How do I register for my TENORM?
- Existing TENORM subject to registration should be registered by July 14, 2022.
- To register, email all of the information required by Section 20.5.1.B of Part 20 to firstname.lastname@example.org, along with the department’s SW-846 spreadsheet listing all of the characterization results.
Can I register both water treatment and wastewater treatment under one registration?
- Registration will be done by facility/location. If you operate both types of treatment and generate both drinking water residual and wastewater treatment residual in the same facility/location, then both types of operations/materials will be covered under one single registration.
How do I report my TENORM data?
- For exempt TENORM, characterization data reporting is not required. However, we recommend keeping the characterization results and lab reports in your record.
- For registered TENORM, characterization results should be provided to the department as part of the registration.
Is there a list of approved methods for analysis?
- Current list of the approved laboratory methods:
- Ra-226: EPA 901.1M, EPA 903.1.
- Ra-228: EPA 901.1M, EPA 904.0M, EPA 9320.
- Po-210: HASL 300.
- Pb-210: EPA 901.1M, GFPC Enrichom Pb.
- See Slide #43 of our Nov. 4, 2020 stakeholder meeting presentation for more information on these methods including sample size, typical turnaround time, and minimum detection limits.

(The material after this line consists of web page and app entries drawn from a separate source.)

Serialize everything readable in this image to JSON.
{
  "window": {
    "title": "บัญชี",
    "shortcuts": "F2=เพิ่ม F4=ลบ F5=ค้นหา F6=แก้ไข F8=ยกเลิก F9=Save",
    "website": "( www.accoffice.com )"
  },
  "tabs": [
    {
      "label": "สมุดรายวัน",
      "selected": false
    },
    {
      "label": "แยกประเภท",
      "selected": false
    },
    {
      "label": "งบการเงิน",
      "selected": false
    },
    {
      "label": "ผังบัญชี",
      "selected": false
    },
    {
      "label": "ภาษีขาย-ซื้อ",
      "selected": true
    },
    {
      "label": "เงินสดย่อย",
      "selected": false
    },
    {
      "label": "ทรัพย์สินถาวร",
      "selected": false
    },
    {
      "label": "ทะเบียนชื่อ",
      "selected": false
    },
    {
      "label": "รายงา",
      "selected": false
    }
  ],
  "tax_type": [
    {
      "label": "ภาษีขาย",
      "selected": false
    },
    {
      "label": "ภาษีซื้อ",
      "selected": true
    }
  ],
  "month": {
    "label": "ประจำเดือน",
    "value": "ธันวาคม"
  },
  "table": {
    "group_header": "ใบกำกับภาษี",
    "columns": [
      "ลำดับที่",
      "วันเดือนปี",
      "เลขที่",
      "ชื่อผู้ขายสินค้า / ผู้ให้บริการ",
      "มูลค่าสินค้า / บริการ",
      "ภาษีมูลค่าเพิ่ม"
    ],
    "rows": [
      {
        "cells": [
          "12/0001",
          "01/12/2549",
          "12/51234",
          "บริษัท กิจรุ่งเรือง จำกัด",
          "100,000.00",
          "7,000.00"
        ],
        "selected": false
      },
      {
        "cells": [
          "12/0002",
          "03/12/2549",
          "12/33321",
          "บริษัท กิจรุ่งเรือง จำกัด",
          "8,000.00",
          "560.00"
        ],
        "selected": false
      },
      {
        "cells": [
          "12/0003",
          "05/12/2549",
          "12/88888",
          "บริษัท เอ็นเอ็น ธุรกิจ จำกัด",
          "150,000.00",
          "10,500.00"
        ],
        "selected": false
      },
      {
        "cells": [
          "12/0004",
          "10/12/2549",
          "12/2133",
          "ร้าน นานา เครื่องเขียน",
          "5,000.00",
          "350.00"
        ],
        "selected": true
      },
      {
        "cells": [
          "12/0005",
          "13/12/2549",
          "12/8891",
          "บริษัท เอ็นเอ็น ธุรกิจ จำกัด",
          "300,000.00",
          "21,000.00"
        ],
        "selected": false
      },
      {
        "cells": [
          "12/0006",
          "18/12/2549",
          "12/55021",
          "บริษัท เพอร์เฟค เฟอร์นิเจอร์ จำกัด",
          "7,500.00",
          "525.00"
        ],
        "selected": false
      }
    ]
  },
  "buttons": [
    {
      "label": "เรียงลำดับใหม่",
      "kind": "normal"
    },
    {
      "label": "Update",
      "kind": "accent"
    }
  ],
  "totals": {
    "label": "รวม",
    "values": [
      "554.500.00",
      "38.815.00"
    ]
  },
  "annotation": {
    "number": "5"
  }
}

- Gamma spectroscopy for direct Ra-226 should not be used for the material with both uranium and radium present.
- Please email the list of other methods to email@example.com for approval.
Will there be guidance on the type of sampling (grab/composite) for initial characterization and on-going analysis?
- TENORM characterization should start with 3-6 preliminary samples, which could be either 3-6 grab samples or 3-6 composite samples.
- The key is that the SW-846 calculator needs multiple data points to evaluate the variation between the data points. One single composite sample (regardless how many individual samples are combined into a composite sample) is not enough for the SW-846 calculation.
- The guidance will include the above information.
It states in the guidance that you only need to analyze for radionuclides specific to operation generating TENORM. However, this is not explicitly stated in the rule. For waste water and biosolid application, can we only analyze for Radium 226 and 228 and still be in compliance? Or do we need to do initial characterization to show exemption from Lead-210 and Polonium-210?
- You only need to analyze for Ra-226 and Ra-228. You do not need to test your material for Pb-210 and Po-210 to demonstrate exemption. One exception is that if you accept a material for treatment from a generator and that material has known Pb-210 and Po-210 concentrations exceeding the Ra-226 concentration, then you will need to test your material for Pb-210 and Po-210.
Do I need to sample my material for gross alpha and gross beta?
- Not for the purpose of complying with Part 20. You may need to sample your material for gross alpha or gross beta if required by other regulations.
For land application of biosolids, there is no requirement to sample the fields for TENORM, right?
For biosolids land application, will we have to conduct training for the land owners/farmers who have access to fields where biosolids are applied?
- No, you are not required to provide trainings to land owners/farmers.
What field screening technologies and methods can be appropriately used and endorsed by CDPHE for TENORM characterization?
- Any field screening methods should be provided to the department for approval.
Where can one find the information related to the background determination?
- You may use either the department approved background values or determine site-specific background values.
- Department approved background values are:
- Ra-226: 1.4 pCi/g
- Ra-228: 1.3 pCi/g
- Pb-210: 1.4 pCi/g
- Po-210: 1.4 pCi/g
- Site-specific background values can be determined by initially taking 6-10 samples from the surface soil, either at the treatment site or the disposal site, and then using the department’s site specific background determination calculator to determine how many more background samples are needed and to calculate the final background value for each isotope.
Has Addendum A been developed?
- The department continues developing the guidance including the Addendum A.
- Draft guidance will be posted on the guidance development webpage once available.